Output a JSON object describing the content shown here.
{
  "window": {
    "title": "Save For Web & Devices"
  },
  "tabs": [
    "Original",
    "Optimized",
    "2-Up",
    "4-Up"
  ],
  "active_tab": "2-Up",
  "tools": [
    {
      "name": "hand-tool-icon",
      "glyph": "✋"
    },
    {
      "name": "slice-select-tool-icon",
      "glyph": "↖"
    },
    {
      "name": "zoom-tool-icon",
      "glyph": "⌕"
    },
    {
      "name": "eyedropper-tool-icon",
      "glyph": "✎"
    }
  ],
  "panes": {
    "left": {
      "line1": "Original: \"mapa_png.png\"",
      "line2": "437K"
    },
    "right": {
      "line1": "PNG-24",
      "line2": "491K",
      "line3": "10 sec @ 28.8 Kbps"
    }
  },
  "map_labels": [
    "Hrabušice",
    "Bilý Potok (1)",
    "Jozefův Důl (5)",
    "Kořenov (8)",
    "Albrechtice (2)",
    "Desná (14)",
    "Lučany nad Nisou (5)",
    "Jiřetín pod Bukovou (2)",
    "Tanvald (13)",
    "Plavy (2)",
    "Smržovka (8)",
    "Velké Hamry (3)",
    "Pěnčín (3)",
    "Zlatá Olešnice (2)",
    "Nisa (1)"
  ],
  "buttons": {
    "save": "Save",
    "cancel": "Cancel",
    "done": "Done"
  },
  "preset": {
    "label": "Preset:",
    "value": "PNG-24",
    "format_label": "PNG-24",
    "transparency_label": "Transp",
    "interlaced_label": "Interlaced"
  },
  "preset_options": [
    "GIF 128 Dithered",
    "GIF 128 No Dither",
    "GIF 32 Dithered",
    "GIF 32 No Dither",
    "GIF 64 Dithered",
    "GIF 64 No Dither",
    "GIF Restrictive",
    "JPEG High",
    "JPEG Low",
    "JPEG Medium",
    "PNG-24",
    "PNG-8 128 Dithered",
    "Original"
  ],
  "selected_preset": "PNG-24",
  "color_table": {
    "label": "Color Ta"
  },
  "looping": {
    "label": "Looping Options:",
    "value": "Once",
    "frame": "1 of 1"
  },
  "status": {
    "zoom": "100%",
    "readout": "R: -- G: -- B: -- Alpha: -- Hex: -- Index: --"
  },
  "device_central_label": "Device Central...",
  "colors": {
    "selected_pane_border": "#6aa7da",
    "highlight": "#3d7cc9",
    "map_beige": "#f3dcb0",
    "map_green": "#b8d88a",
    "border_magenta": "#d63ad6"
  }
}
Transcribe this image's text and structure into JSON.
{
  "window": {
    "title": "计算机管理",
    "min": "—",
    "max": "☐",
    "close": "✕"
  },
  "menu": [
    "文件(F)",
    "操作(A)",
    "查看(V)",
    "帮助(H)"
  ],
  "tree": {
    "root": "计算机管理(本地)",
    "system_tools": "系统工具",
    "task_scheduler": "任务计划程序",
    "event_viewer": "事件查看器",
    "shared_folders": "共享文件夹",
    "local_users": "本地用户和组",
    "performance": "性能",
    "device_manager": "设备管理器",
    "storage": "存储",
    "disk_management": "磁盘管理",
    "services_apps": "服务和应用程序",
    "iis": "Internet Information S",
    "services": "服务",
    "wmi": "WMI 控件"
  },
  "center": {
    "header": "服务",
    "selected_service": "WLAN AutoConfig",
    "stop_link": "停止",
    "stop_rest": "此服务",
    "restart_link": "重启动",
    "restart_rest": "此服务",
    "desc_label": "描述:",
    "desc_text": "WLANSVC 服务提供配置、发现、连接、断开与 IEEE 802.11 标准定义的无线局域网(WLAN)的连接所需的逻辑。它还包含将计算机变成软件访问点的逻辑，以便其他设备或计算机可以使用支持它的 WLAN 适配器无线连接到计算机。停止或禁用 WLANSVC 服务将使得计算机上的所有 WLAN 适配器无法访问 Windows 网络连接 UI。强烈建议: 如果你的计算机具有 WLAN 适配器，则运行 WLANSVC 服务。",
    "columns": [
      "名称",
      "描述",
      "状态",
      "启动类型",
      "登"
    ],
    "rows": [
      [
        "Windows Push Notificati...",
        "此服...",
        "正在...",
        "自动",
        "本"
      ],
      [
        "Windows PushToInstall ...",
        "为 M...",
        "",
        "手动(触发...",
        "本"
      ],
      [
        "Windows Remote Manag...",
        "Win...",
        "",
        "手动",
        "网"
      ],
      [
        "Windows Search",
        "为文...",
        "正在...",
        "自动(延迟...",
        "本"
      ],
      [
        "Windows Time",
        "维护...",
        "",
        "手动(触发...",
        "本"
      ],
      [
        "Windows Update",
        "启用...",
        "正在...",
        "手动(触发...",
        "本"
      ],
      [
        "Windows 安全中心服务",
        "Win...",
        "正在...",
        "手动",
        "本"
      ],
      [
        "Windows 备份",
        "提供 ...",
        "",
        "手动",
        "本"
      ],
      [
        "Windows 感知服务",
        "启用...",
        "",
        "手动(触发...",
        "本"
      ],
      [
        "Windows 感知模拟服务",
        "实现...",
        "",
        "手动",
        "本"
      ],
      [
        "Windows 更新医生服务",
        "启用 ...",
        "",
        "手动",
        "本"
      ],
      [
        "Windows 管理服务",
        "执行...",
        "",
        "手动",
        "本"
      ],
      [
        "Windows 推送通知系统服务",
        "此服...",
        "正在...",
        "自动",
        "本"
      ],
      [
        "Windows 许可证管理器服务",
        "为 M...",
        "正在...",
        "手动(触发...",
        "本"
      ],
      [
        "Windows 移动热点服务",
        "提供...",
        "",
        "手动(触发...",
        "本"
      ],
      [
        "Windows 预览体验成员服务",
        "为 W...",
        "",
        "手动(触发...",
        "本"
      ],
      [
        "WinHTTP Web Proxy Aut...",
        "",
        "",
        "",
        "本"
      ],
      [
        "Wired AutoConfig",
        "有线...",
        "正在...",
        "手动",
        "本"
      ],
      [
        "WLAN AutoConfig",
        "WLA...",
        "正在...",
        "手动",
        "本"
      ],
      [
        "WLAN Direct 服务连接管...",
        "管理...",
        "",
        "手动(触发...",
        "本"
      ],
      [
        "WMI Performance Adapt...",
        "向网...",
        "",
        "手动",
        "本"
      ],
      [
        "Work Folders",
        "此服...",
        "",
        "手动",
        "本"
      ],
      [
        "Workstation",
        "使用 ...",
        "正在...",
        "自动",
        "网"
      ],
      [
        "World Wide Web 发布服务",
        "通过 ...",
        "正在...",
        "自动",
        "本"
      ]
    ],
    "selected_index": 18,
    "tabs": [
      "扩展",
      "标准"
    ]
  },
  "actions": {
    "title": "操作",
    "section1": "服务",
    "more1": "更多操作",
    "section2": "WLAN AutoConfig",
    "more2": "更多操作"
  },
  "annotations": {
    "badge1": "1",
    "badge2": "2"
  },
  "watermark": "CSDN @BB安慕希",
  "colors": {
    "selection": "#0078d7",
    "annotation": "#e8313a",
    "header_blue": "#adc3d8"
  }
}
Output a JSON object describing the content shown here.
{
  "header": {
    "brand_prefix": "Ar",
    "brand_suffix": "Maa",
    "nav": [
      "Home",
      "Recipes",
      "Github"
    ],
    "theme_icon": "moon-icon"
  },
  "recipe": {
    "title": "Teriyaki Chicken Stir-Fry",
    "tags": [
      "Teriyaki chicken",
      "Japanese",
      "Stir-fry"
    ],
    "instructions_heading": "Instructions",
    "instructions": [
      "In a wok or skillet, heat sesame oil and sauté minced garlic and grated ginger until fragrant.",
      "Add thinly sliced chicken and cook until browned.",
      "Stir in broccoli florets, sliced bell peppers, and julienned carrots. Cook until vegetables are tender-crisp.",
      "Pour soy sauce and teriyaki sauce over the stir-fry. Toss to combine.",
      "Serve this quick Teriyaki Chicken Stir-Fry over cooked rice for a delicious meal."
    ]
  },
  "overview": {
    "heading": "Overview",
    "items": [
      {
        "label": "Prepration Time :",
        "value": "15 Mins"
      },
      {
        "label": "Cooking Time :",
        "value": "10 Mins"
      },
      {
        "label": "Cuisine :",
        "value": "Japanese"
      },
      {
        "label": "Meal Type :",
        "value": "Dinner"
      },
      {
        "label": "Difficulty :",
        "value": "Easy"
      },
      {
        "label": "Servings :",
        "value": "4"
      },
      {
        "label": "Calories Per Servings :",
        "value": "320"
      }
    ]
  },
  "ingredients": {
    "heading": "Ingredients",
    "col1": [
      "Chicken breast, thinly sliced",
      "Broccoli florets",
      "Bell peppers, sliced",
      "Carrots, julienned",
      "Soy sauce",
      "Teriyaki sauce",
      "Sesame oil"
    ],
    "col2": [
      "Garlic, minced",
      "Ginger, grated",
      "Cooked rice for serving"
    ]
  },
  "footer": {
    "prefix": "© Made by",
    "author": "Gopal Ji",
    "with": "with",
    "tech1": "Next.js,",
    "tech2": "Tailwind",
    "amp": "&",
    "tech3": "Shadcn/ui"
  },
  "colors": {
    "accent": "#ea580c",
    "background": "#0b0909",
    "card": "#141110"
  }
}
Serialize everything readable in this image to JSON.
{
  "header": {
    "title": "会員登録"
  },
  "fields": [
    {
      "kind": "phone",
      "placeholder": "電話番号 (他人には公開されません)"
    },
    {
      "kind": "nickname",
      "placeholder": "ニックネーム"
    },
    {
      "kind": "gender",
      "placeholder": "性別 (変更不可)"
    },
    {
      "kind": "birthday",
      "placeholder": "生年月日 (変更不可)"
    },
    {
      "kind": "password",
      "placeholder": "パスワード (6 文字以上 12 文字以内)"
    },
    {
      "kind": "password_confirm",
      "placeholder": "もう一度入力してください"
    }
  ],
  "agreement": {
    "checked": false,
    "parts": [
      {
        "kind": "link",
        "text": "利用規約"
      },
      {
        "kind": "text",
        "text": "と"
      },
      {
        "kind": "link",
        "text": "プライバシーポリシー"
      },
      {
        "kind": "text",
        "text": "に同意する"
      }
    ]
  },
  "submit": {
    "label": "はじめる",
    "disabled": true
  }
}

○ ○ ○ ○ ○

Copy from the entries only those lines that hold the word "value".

    "value": "PNG-24",
    "value": "Once",
        "value": "15 Mins"
        "value": "10 Mins"
        "value": "Japanese"
        "value": "Dinner"
        "value": "Easy"
        "value": "4"
        "value": "320"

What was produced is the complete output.